Dreamsnake, Vonda N McIntyre (1978)
Review by Debbie Moorhouse
Dreamsnake is unusual among post-apocalyptic science fiction in that new ways of living have been built, some of them technological, others closer to the land, and there’s very little harking back to the past. The “ancients” are mentioned and some of their buildings and their mistakes survive, but for the most part Dreamsnake‘s characters live in the present. As do we.
Snake is a healer who uses three snakes to diagnose and cure illness and disease. One is Grass, a dreamsnake, a species that originates with offworlders who are mentioned but never appear. Dreamsnakes are incredibly rare and the healers have had very little luck in trying to breed them. Yet at the same time they are essential to the healer’s work – they bring comfort and ease to the dying.
When she is treating a boy called Stavin for a tumour, Snake misjudges the fear and hatred of his clan for snakes, resulting in Grass’s death. Desolate and blaming herself, Snake resolves to return to the healers’ hall where she was trained. But on the way she finds more people to help, and learns of a possible source of dreamsnakes. If she can bring dreamsnakes to her fellow healers, then maybe the loss of Grass will be forgiven.
The writing is spare and overall doesn’t try to evoke emotion in the reader, which perhaps makes for a little distancing. But Snake is an interesting and compassionate character, who is also brave when trying to do the right thing. On her journey she introduces us to the different ways of living that have developed in the aftermath of what seems to have been a nuclear war. Tribespeople, desert people, horse breeders, recyclers, the closed and enigmatic city, all are glimpsed through Snake’s eyes and so imperfectly understood.
The snake medicine is fascinating, being a mixture of breeding, training, and genetic manipulation.
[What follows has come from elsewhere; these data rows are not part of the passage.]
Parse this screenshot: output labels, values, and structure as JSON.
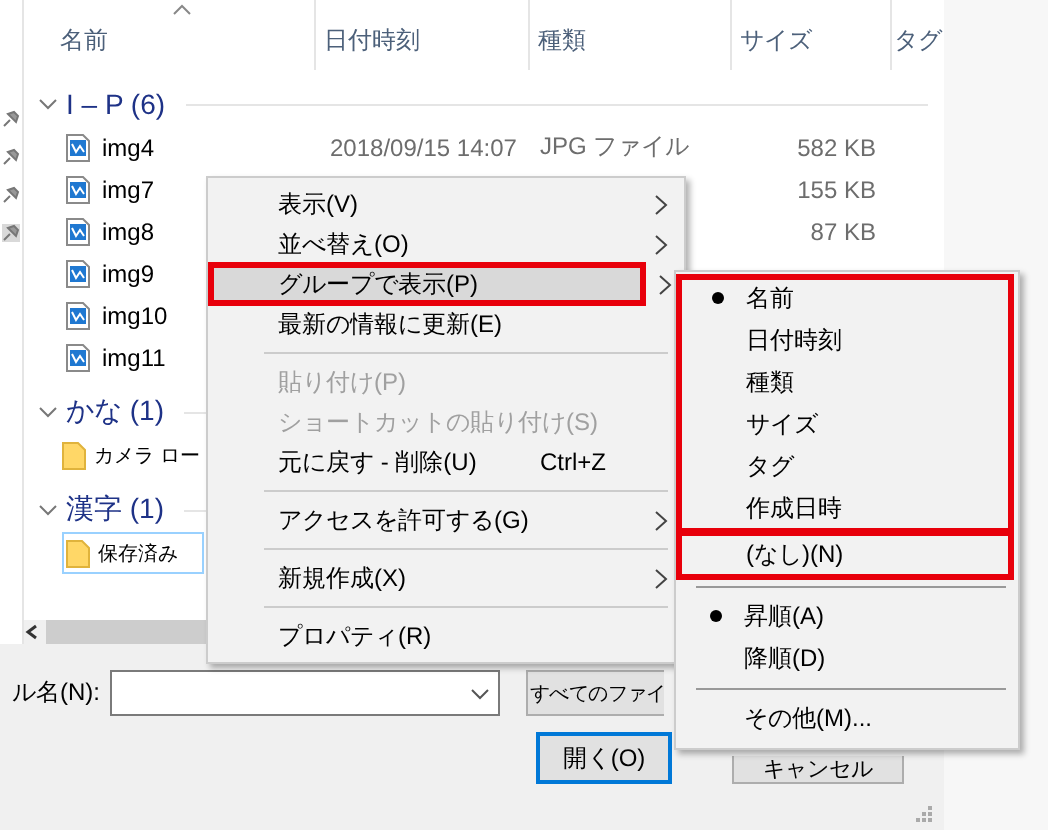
{
  "columns": [
    {
      "label": "名前",
      "sorted": true
    },
    {
      "label": "日付時刻",
      "sorted": false
    },
    {
      "label": "種類",
      "sorted": false
    },
    {
      "label": "サイズ",
      "sorted": false
    },
    {
      "label": "タグ",
      "sorted": false
    }
  ],
  "groups": [
    {
      "label": "I – P (6)",
      "expanded": true,
      "rows": [
        {
          "kind": "image",
          "name": "img4",
          "date": "2018/09/15 14:07",
          "type": "JPG ファイル",
          "size": "582 KB",
          "selected": false
        },
        {
          "kind": "image",
          "name": "img7",
          "size": "155 KB",
          "selected": false
        },
        {
          "kind": "image",
          "name": "img8",
          "size": "87 KB",
          "selected": false
        },
        {
          "kind": "image",
          "name": "img9",
          "selected": false
        },
        {
          "kind": "image",
          "name": "img10",
          "selected": false
        },
        {
          "kind": "image",
          "name": "img11",
          "selected": false
        }
      ]
    },
    {
      "label": "かな (1)",
      "expanded": true,
      "rows": [
        {
          "kind": "folder",
          "name": "カメラ ロー",
          "selected": false
        }
      ]
    },
    {
      "label": "漢字 (1)",
      "expanded": true,
      "rows": [
        {
          "kind": "folder",
          "name": "保存済み",
          "selected": true
        }
      ]
    }
  ],
  "file_name": {
    "label": "ル名(N):"
  },
  "file_type": {
    "value": "すべてのファイ"
  },
  "buttons": [
    {
      "label": "開く(O)",
      "default": true
    },
    {
      "label": "キャンセル",
      "default": false
    }
  ],
  "context_menu": [
    {
      "kind": "item",
      "label": "表示(V)",
      "submenu": true,
      "disabled": false,
      "selected": false,
      "outlined": false
    },
    {
      "kind": "item",
      "label": "並べ替え(O)",
      "submenu": true,
      "disabled": false,
      "selected": false,
      "outlined": false
    },
    {
      "kind": "item",
      "label": "グループで表示(P)",
      "submenu": true,
      "disabled": false,
      "selected": true,
      "outlined": true
    },
    {
      "kind": "item",
      "label": "最新の情報に更新(E)",
      "submenu": false,
      "disabled": false,
      "selected": false,
      "outlined": false
    },
    {
      "kind": "separator"
    },
    {
      "kind": "item",
      "label": "貼り付け(P)",
      "submenu": false,
      "disabled": true,
      "selected": false,
      "outlined": false
    },
    {
      "kind": "item",
      "label": "ショートカットの貼り付け(S)",
      "submenu": false,
      "disabled": true,
      "selected": false,
      "outlined": false
    },
    {
      "kind": "item",
      "label": "元に戻す - 削除(U)",
      "shortcut": "Ctrl+Z",
      "submenu": false,
      "disabled": false,
      "selected": false,
      "outlined": false
    },
    {
      "kind": "separator"
    },
    {
      "kind": "item",
      "label": "アクセスを許可する(G)",
      "submenu": true,
      "disabled": false,
      "selected": false,
      "outlined": false
    },
    {
      "kind": "separator"
    },
    {
      "kind": "item",
      "label": "新規作成(X)",
      "submenu": true,
      "disabled": false,
      "selected": false,
      "outlined": false
    },
    {
      "kind": "separator"
    },
    {
      "kind": "item",
      "label": "プロパティ(R)",
      "submenu": false,
      "disabled": false,
      "selected": false,
      "outlined": false
    }
  ],
  "submenu": [
    {
      "divider_before": false,
      "outlined": true,
      "items": [
        {
          "label": "名前",
          "checked": true
        },
        {
          "label": "日付時刻",
          "checked": false
        },
        {
          "label": "種類",
          "checked": false
        },
        {
          "label": "サイズ",
          "checked": false
        },
        {
          "label": "タグ",
          "checked": false
        },
        {
          "label": "作成日時",
          "checked": false
        }
      ]
    },
    {
      "divider_before": false,
      "outlined": true,
      "items": [
        {
          "label": "(なし)(N)",
          "checked": false
        }
      ]
    },
    {
      "divider_before": true,
      "outlined": false,
      "items": [
        {
          "label": "昇順(A)",
          "checked": true
        },
        {
          "label": "降順(D)",
          "checked": false
        }
      ]
    },
    {
      "divider_before": true,
      "outlined": false,
      "items": [
        {
          "label": "その他(M)...",
          "checked": false
        }
      ]
    }
  ]
}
Snake can let the snakes free to hunt, drink or explore, knowing they will return to her when she taps the ground. But although she’s immune to their venom, she’s not impervious to being bitten. It’s these small details that make the snakes realistic.
Overall, an intriguing and enjoyable read.